- Task description -
Below are some lines of data. Return all of them as they are.
***** Material for this exercise
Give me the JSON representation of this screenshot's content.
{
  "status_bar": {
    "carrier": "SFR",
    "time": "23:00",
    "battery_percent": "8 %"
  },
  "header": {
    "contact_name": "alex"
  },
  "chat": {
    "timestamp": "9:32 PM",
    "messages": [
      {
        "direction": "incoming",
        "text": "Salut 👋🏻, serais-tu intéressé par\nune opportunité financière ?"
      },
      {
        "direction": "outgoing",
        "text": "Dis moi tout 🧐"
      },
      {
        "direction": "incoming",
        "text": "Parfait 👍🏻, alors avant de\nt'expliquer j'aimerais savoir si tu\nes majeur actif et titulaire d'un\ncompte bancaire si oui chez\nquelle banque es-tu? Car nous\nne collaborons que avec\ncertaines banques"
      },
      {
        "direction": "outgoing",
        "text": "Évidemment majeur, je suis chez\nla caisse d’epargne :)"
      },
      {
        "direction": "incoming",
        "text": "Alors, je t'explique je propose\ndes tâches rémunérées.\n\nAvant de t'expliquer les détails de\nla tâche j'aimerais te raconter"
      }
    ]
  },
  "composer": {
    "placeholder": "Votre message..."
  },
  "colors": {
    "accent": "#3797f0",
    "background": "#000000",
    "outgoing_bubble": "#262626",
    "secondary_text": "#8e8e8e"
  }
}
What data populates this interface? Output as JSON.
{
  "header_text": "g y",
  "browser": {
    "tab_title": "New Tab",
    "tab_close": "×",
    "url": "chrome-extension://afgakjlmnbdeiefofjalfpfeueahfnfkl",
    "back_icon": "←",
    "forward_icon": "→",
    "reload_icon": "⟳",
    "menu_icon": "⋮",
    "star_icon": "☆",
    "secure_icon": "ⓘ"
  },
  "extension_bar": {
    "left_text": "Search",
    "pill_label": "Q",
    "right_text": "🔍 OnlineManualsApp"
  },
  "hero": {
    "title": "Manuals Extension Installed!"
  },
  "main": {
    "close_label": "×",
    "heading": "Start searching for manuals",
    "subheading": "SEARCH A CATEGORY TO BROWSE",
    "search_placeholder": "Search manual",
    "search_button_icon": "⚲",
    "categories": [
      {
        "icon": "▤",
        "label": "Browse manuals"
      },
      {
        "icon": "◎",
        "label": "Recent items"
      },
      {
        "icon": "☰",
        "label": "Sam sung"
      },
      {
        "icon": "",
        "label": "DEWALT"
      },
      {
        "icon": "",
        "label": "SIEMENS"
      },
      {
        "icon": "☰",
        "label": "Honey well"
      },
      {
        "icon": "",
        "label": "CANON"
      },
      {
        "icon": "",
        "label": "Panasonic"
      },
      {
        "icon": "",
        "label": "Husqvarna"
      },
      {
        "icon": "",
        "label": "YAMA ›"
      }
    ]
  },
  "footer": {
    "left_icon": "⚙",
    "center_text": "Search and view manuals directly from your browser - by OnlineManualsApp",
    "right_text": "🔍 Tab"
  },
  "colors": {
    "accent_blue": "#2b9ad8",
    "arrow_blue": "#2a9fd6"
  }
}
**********
- Written reply -
Give me the JSON representation of this screenshot's content.
{
  "status_bar": {
    "carrier": "SFR",
    "time": "23:00",
    "battery_percent": "8 %"
  },
  "header": {
    "contact_name": "alex"
  },
  "chat": {
    "timestamp": "9:32 PM",
    "messages": [
      {
        "direction": "incoming",
        "text": "Salut 👋🏻, serais-tu intéressé par\nune opportunité financière ?"
      },
      {
        "direction": "outgoing",
        "text": "Dis moi tout 🧐"
      },
      {
        "direction": "incoming",
        "text": "Parfait 👍🏻, alors avant de\nt'expliquer j'aimerais savoir si tu\nes majeur actif et titulaire d'un\ncompte bancaire si oui chez\nquelle banque es-tu? Car nous\nne collaborons que avec\ncertaines banques"
      },
      {
        "direction": "outgoing",
        "text": "Évidemment majeur, je suis chez\nla caisse d’epargne :)"
      },
      {
        "direction": "incoming",
        "text": "Alors, je t'explique je propose\ndes tâches rémunérées.\n\nAvant de t'expliquer les détails de\nla tâche j'aimerais te raconter"
      }
    ]
  },
  "composer": {
    "placeholder": "Votre message..."
  },
  "colors": {
    "accent": "#3797f0",
    "background": "#000000",
    "outgoing_bubble": "#262626",
    "secondary_text": "#8e8e8e"
  }
}
What data populates this interface? Output as JSON.
{
  "header_text": "g y",
  "browser": {
    "tab_title": "New Tab",
    "tab_close": "×",
    "url": "chrome-extension://afgakjlmnbdeiefofjalfpfeueahfnfkl",
    "back_icon": "←",
    "forward_icon": "→",
    "reload_icon": "⟳",
    "menu_icon": "⋮",
    "star_icon": "☆",
    "secure_icon": "ⓘ"
  },
  "extension_bar": {
    "left_text": "Search",
    "pill_label": "Q",
    "right_text": "🔍 OnlineManualsApp"
  },
  "hero": {
    "title": "Manuals Extension Installed!"
  },
  "main": {
    "close_label": "×",
    "heading": "Start searching for manuals",
    "subheading": "SEARCH A CATEGORY TO BROWSE",
    "search_placeholder": "Search manual",
    "search_button_icon": "⚲",
    "categories": [
      {
        "icon": "▤",
        "label": "Browse manuals"
      },
      {
        "icon": "◎",
        "label": "Recent items"
      },
      {
        "icon": "☰",
        "label": "Sam sung"
      },
      {
        "icon": "",
        "label": "DEWALT"
      },
      {
        "icon": "",
        "label": "SIEMENS"
      },
      {
        "icon": "☰",
        "label": "Honey well"
      },
      {
        "icon": "",
        "label": "CANON"
      },
      {
        "icon": "",
        "label": "Panasonic"
      },
      {
        "icon": "",
        "label": "Husqvarna"
      },
      {
        "icon": "",
        "label": "YAMA ›"
      }
    ]
  },
  "footer": {
    "left_icon": "⚙",
    "center_text": "Search and view manuals directly from your browser - by OnlineManualsApp",
    "right_text": "🔍 Tab"
  },
  "colors": {
    "accent_blue": "#2b9ad8",
    "arrow_blue": "#2a9fd6"
  }
}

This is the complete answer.